The northernmost town, Kirkenes and returning south

As we travel north snow, sleet and rain are the usual weather pattern, and the spectacular mountains of the fjords are covered with snow and leafless birth trees. 

The ship moves northward passing the Sami church at Finnjerka, and by next morning we have reached Kirkenes, very close to the Russian border and the furthest point of our journey.
Kirkenes has a population of 5000 and is very close to the border with Russia. We chose not to take the bus to the Russian border but rather to walk into town and up the hill behind to the Border Museum. Situated on the edge of a frozen lake this museum is small, but very well organised, and presents the story of Kirkene’s history, the close relationship with their near neighbours and the Sami people, who still live as they have for hundreds of years in the area. It also shows in excellent displays, dioramas and relics, the story of the invasion of Kirkenes by the Germans in World War II beginning with a blitzkreig. The resilience and strength of the people, despite the Germans burning the town to the ground in their retreat, is shown graphically and was absolutely fascinating.
We departed Kirkenes at lunchtime and sailed to Vardo, Norway’s easternmost town. Here we had just 20 minutes to walk up the hill to the Vardohus fortress, which is situated on a strategic, and though it has never been used in battle has a long history and is used for ceremonial occasions. 
By the next day we were well on our way south, passing during the day the towns and settlements we had passed at night time on the journey north. 
Hammerfest was our morning stop. Hammerfest is 70 deg north and 39.6 deg. east. Despite the sleet we walked up the hill to get a good view of the town, and spent barely 5 minutes in the Polar Bear Society, which was a pity as there was large stuffed polar bear and many birds and animals of the region on display. The aim of the Royal and Ancient Polar Bear Society is to preserve Hammerfest’s history and tradition of fishing and hunting. 
We sail on from Hammerfest with our next stop where we alight being Tromso, at midnight.
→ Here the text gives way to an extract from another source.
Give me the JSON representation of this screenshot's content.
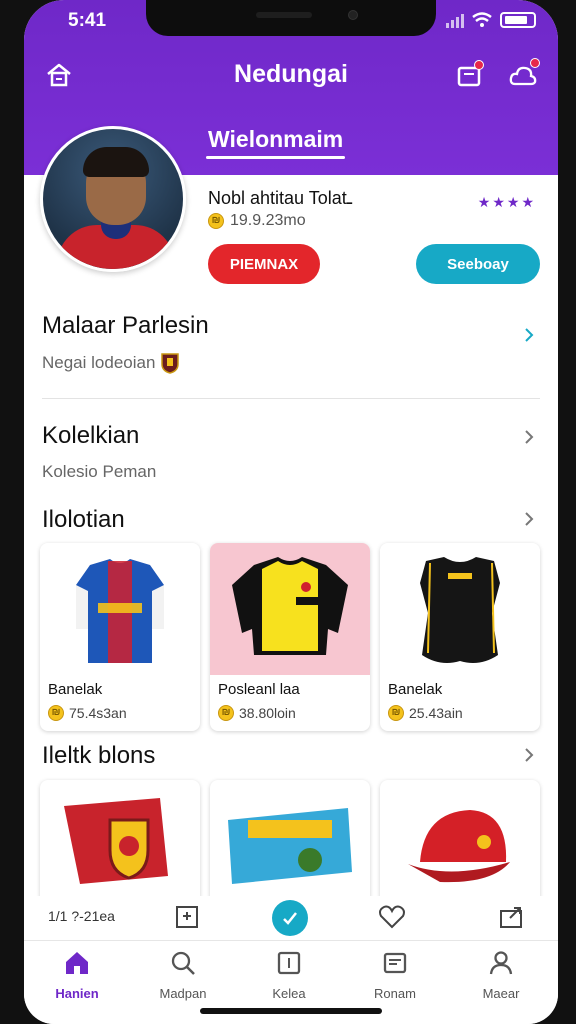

A concert has been organised in the Tromso cathedral and many of the passengers board buses for the short journey to the church. 
Three musicians, a pianist/organist, a flugelhorn player and a bass/baritone presented a concert of Norwegian music beginning with a haunting piece by Robert Franzten based on a Sami joik. There followed folk tunes, a romantic song by Edvard Grieg – Jeg eisker dig and Sinding’s ‘Rustle of Spring’ and endingwith ‘Amazing Grace’. Back on the bus and the Kong Harald sailed around 1.30am.

A husky sled ride

Today, day 5, we headed for Tromso, Norway’s largest town with around 75,000 inhabitants, unofficially known as the capital of the Arctic. There were stops at Risoyhamn, Harstad and Finnsnes as we made our way to the sound of Gisund. Along the way we passed under the Gisund bridge which connects Norway’s second largest island Senja with the mainland. As well as the Hurtigruten ferry service, which provides a lifeline to the communities along the fjords, Norway is criss-crossed with roads, local ferries and amazingly long tunnels. 

We arrived in Tromso after another excellent buffet lunch. The food on board is always good and frequently includes local delicacies. 
We boarded the buses for an excursion to a dog sledding centre. It was cold and sleeting as we drove through the township, including one of those long tunnels, arriving at the huskies’ home in about 30 minutes. With it’s main purpose as a tourist attraction this centre is extremely well set up. We were split into groups and our group went to meet the huskies. Paired in kennels the dogs live in the open and are serious pack animals. As they waited for the first sledders to leave they howled and barked, calling to each other. But they are also very friendly and were happy to be greeted and patted. This centre breeds huskies and does not sell them.
Then a trip into a yurt for cup of warm coffee and home-made chocolate cake before visiting the puppies, who are now about 4 months old. They don’t like the rain so had to be enticed out of their kennels with a little food, but once out were happy to be cuddled and played with.
Finally we changed into super warm overalls, donned our snow goggles and climbed into the sleds. Each sled had two passengers and a driver and was drawn by 10 dogs. They were raring to go and headed into the wildernes at a steady pace. It was magical. The landscape was white and crisp and though the snow was melting we were able to glide along, with the occasional bump, at a steady pace. The dogs know the route and follow the sled in front, occasionally one trying to overtake the other, but being kept in line by the drivers and a simple, effective brake system. We were snug in our sled sitting on reindeer skins with a warm blanket across our knees. 
This excursion is a highlight for us! We simply loved it.
We returned for the evening meal and the Kong Harald headed towards Skjerboy and the open stretch of sea called Loppa.